The design patterns, goals, and ethics of permaculture can be practiced just about anywhere in the world. Plants, however, are best when they are local. In this article, I will share some of my favorite native plants to fill several important permaculture niches. By growing, tending, and using native plants, we can develop a more intimate relationship with our own bioregion. We gain an opportunity to nurture an even deeper form of abundance, one that nurtures us as well as the birds, insects, wildlife, fungi, and micribiota that co-evolved with the plants of our place.

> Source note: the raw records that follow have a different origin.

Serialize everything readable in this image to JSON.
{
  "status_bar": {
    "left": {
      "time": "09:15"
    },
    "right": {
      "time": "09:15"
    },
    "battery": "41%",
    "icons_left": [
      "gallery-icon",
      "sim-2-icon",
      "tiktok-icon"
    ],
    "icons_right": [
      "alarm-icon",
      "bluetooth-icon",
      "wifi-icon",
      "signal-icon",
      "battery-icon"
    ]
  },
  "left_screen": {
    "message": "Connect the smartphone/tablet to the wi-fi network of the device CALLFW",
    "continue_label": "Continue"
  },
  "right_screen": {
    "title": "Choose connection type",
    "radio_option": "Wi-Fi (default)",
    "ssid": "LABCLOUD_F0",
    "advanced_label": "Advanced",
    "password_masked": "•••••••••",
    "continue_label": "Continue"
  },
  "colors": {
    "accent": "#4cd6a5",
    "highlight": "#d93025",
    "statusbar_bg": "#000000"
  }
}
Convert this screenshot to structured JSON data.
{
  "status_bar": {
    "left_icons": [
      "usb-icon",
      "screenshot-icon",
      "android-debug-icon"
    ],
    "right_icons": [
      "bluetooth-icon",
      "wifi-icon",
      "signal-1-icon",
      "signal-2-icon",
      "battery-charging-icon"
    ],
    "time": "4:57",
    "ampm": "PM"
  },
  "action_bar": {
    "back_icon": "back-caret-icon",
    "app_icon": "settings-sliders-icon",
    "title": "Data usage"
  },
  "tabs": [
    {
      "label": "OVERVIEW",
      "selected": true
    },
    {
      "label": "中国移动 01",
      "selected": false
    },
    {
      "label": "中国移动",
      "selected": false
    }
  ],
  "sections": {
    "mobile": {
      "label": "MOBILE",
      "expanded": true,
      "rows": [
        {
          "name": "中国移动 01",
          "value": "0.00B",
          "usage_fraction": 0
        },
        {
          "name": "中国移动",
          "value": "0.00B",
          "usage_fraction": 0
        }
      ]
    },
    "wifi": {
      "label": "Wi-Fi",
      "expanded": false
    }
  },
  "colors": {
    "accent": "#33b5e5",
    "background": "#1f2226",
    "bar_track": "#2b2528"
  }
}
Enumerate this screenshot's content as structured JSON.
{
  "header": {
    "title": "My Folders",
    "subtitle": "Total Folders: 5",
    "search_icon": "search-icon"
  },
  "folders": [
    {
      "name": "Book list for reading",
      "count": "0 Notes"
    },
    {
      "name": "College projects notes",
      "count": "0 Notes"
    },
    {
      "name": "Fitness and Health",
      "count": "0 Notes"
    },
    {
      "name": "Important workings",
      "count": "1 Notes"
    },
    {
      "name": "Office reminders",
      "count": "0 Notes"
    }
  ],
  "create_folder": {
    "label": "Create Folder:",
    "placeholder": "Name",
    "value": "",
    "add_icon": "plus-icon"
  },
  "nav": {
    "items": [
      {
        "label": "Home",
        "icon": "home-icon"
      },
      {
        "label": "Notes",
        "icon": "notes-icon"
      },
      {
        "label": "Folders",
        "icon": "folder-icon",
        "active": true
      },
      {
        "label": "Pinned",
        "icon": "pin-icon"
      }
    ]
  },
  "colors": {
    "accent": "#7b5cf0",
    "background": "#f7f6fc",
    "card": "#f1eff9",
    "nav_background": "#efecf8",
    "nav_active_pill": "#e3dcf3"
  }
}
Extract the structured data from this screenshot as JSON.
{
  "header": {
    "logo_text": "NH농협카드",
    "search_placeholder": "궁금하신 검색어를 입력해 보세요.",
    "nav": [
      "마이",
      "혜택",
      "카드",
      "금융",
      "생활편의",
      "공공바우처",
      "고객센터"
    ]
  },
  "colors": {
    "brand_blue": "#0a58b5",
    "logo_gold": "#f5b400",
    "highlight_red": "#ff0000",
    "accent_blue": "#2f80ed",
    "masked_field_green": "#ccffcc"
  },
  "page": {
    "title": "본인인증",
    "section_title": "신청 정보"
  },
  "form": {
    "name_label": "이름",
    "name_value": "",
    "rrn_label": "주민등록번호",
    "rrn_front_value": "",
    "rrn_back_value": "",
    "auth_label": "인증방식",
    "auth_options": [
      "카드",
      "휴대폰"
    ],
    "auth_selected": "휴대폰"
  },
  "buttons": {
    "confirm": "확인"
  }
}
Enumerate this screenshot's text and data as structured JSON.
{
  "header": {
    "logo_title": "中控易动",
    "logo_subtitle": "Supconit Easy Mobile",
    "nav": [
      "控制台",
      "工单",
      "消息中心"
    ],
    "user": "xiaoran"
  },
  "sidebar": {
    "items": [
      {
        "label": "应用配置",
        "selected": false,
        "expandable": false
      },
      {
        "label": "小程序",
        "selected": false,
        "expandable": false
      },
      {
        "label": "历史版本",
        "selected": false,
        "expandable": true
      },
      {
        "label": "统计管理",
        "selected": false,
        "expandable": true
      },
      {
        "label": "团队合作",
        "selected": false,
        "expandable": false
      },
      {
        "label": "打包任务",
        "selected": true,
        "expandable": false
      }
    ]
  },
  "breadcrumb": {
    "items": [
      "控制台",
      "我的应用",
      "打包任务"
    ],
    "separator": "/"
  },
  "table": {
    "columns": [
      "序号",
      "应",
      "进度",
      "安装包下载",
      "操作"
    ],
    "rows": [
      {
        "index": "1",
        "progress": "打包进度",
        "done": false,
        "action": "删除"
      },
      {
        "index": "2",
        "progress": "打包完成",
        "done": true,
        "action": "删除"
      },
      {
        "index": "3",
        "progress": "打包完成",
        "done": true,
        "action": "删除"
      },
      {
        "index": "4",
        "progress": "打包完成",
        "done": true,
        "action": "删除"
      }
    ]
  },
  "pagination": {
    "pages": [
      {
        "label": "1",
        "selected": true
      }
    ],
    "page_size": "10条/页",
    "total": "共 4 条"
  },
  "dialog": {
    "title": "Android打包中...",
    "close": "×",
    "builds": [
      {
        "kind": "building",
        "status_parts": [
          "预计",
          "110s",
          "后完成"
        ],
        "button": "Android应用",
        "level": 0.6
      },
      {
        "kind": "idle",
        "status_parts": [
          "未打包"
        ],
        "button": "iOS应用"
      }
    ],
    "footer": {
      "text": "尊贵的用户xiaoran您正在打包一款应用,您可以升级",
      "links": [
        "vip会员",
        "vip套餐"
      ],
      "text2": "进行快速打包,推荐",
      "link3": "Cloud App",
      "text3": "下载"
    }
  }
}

In this foraged recipe, wild greens make the base for raw, vegan, paleo tortilla wraps that are as delicious as they are healthful. These dehydrated wraps are an excellent vehicle for your creativity. Substitute any extra vegetables you have on hand to create vibrant healthful wraps to contain all your favorite fillings!
When I opened my hives for their spring inspection, I couldn’t believe my eyes. My bees were dead. I had been visiting my hives every day to observe bee traffic through the hive entrance, and there were always bees coming and going. It turns out, they weren’t my bees.
Poison Ivy might be the most hated plant around. Although it is a difficult plant to love, this plant has some surprising virtues, and plays an important role in native landscapes. The thing is, this plant is not really here for human beings. It’s here for everybody else. Read the full article to learn more about native plant species Toxicodendron radicans, and its beneficial role for wildlife, insects, and soil.